RDKB Directors board bus for Boundary Region tour
The Regional District of Kootenay Boundary Board of Directors recently toured several sites in the Boundary to give Directors a greater insight into our westerly communities.
“This tour provided an essential opportunity for all RDKB Directors to experience the diversity of our Regional District from community forest projects for our ecosystem, the deep heritage of municipalities and electoral areas, to community projects of food production and gathering places,” said Linda Worley, Chair of the RDKB Board.
Directors visited the RDKB-owned Riverside Centre in Rock Creek, which is operated and managed by the Trails to the Boundary Society.
Trails to Boundary staff explained the many services available to the public, including an information centre, community gathering space, credit union, free internet/WiFi/laptop use, artists’ gallery, office rentals, and electric vehicle charging stations.
John Bolt, mayor of the smallest city in Canada – Greenwood – showed off the municipality’s impressive heritage assets, including the museum and City Hall.
The Directors went for a nature walk at the West Boundary Community Forest’s (WBCF) Outdoor Education Center at Wilgress Lake. WBCF members Dan Macmaster and Heinz Kreuzer led the Board around the Kootenay mix woodlot.
The site is used to educate kids about forestry and ecology and demonstrate responsible forest management practices.
The Board also got back to the land at the bountiful one-acre community garden in Midway.
Director Richard Dunsdon proudly toured the Board through the rows of organic fruits and vegetables. Residents can rent garden plots for $5/year. Volunteers are on site every day during the growing season. Visitors are encouraged to drop by and see what organic delights are available to purchase.
In Grand Forks, Directors saw organic matter in action at the landfill. Rob McGregor, Solid Waste Operations Coordinator, explained the complicated process required to turn kitchen waste into compost.
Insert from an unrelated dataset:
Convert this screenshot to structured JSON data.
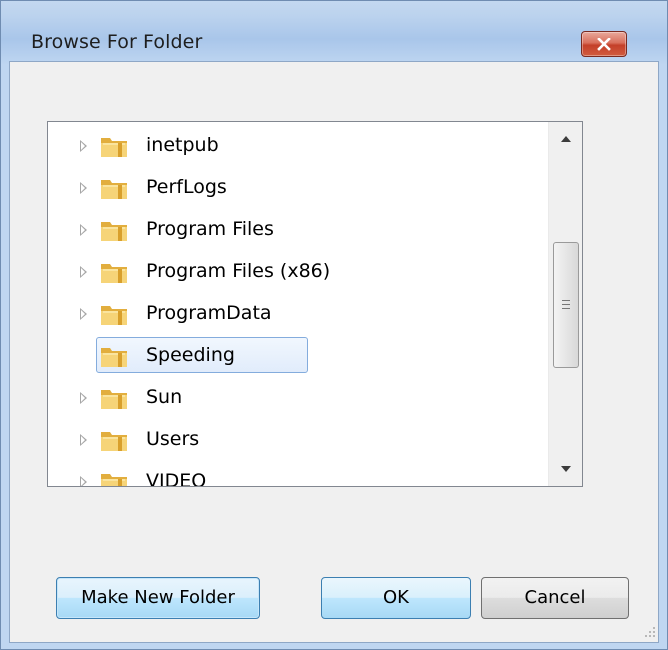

Directors were so impressed by the operation that the RDKB has decided to film a short documentary about it to inform our residents about our ongoing efforts to reduce greenhouse gas emissions and keep organics our of our landfills.
While in Grand Forks, the Board stopped by Saddle Lake Dam on Reservoir Road, which is owned and monitored by the RDKB. Created in 1915 by Doukhobors for irrigation purposes, the lake is home to a rare salamander.
Further up the road, the Board viewed Hardy Mountain Doukhobor Village, a 16-acre historic site the RDKB acquired from The Land Conservancy.
The Board finished its tour by viewing the City of Grand Forks’ flood mitigation efforts. Graham Watt, the City’s Manager of Strategic Initiatives/Flood Recovery, pointed out the sheet pile wall, earth berm dike and demountable wall, as well as the site of future restored floodplain. It was noted that these measures were very effective in mitigating the impact of freshet 2023.
“Viewing the valuable work toward the future generations through the landfill preservation of the RDKB green bin composting operation, and the incredible work of flood mitigation at the Grand Forks dike system gave us a greater appreciation for our decisions and the work of the staff and community members who have and will benefit from these efforts,” said Worley.
“On behalf of the Board of Directors, I would like to thank everyone for their warmth and hospitality during our tour.”
After the success of its one-day Boundary tour, the Board plans on visiting Christina Lake in September, Big White in March 2024 and the east end in spring of 2024 to get a fuller picture of the diversity of communities in the regional district.